◆ What the task asks ◆
Each line below must be reproduced exactly, though the pictures are to be dropped.

[Material provided]

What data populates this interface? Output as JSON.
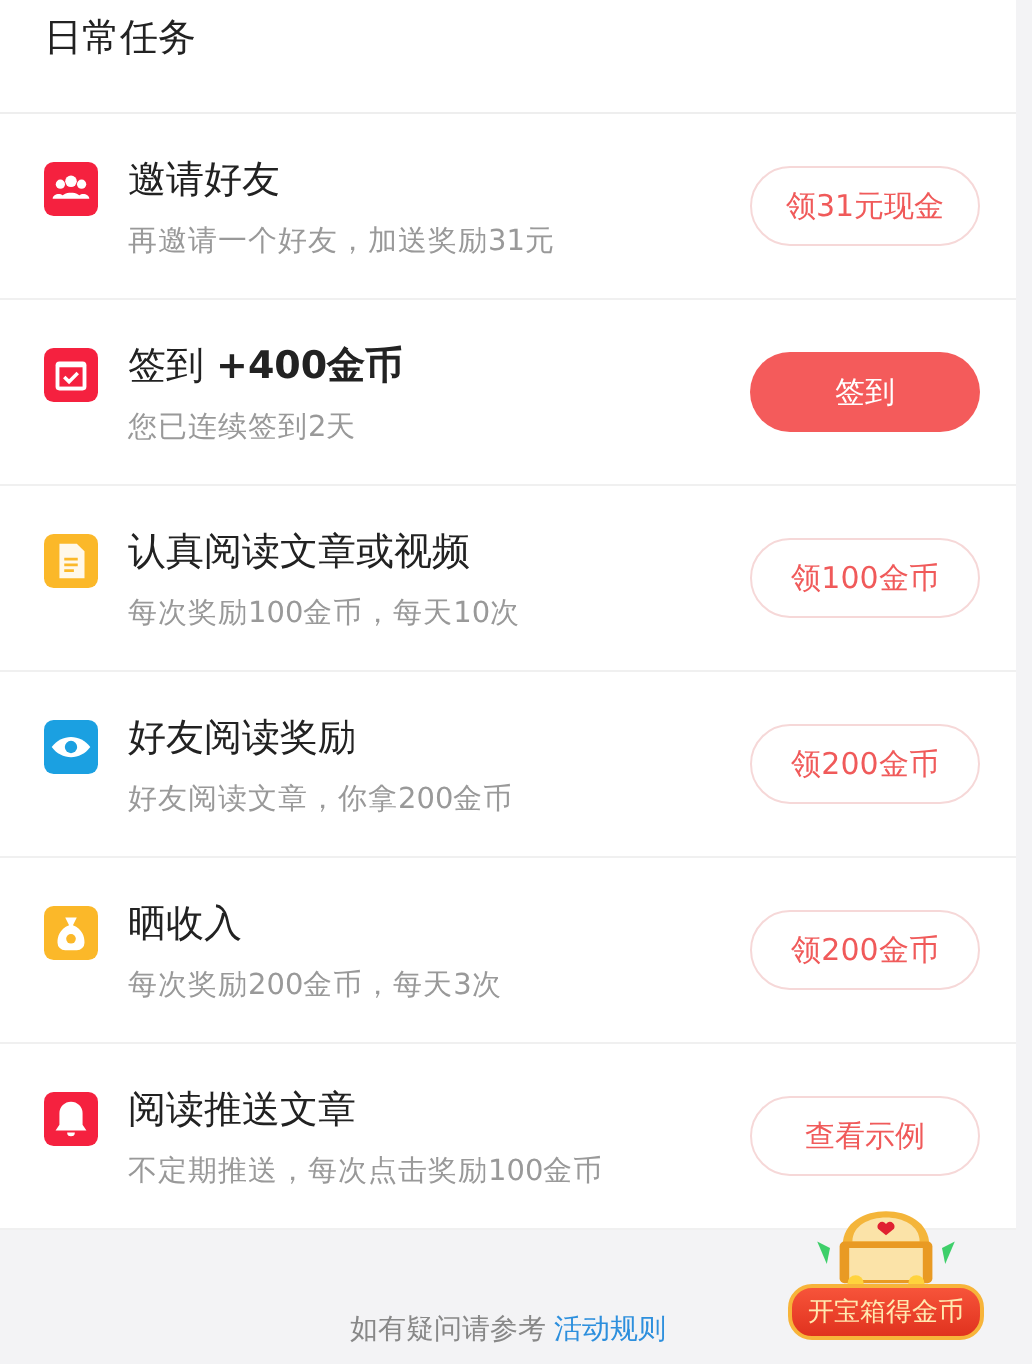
{
  "header": {
    "title": "日常任务"
  },
  "tasks": [
    {
      "title": "邀请好友",
      "subtitle": "再邀请一个好友，加送奖励31元",
      "color": "#f5213f",
      "button": {
        "label": "领31元现金",
        "kind": "outline"
      }
    },
    {
      "title": "签到 **+400金币**",
      "subtitle": "您已连续签到2天",
      "color": "#f5213f",
      "button": {
        "label": "签到",
        "kind": "filled"
      }
    },
    {
      "title": "认真阅读文章或视频",
      "subtitle": "每次奖励100金币，每天10次",
      "color": "#fbb829",
      "button": {
        "label": "领100金币",
        "kind": "outline"
      }
    },
    {
      "title": "好友阅读奖励",
      "subtitle": "好友阅读文章，你拿200金币",
      "color": "#1ba0e1",
      "button": {
        "label": "领200金币",
        "kind": "outline"
      }
    },
    {
      "title": "晒收入",
      "subtitle": "每次奖励200金币，每天3次",
      "color": "#fbb829",
      "button": {
        "label": "领200金币",
        "kind": "outline"
      }
    },
    {
      "title": "阅读推送文章",
      "subtitle": "不定期推送，每次点击奖励100金币",
      "color": "#f5213f",
      "button": {
        "label": "查看示例",
        "kind": "outline"
      }
    }
  ],
  "footer": {
    "text": "如有疑问请参考",
    "link": "活动规则"
  },
  "treasure_chest": {
    "label": "开宝箱得金币"
  }
}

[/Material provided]

◆ Task answer ◆
What data populates this interface? Output as JSON.
{
  "header": {
    "title": "日常任务"
  },
  "tasks": [
    {
      "title": "邀请好友",
      "subtitle": "再邀请一个好友，加送奖励31元",
      "color": "#f5213f",
      "button": {
        "label": "领31元现金",
        "kind": "outline"
      }
    },
    {
      "title": "签到 **+400金币**",
      "subtitle": "您已连续签到2天",
      "color": "#f5213f",
      "button": {
        "label": "签到",
        "kind": "filled"
      }
    },
    {
      "title": "认真阅读文章或视频",
      "subtitle": "每次奖励100金币，每天10次",
      "color": "#fbb829",
      "button": {
        "label": "领100金币",
        "kind": "outline"
      }
    },
    {
      "title": "好友阅读奖励",
      "subtitle": "好友阅读文章，你拿200金币",
      "color": "#1ba0e1",
      "button": {
        "label": "领200金币",
        "kind": "outline"
      }
    },
    {
      "title": "晒收入",
      "subtitle": "每次奖励200金币，每天3次",
      "color": "#fbb829",
      "button": {
        "label": "领200金币",
        "kind": "outline"
      }
    },
    {
      "title": "阅读推送文章",
      "subtitle": "不定期推送，每次点击奖励100金币",
      "color": "#f5213f",
      "button": {
        "label": "查看示例",
        "kind": "outline"
      }
    }
  ],
  "footer": {
    "text": "如有疑问请参考",
    "link": "活动规则"
  },
  "treasure_chest": {
    "label": "开宝箱得金币"
  }
}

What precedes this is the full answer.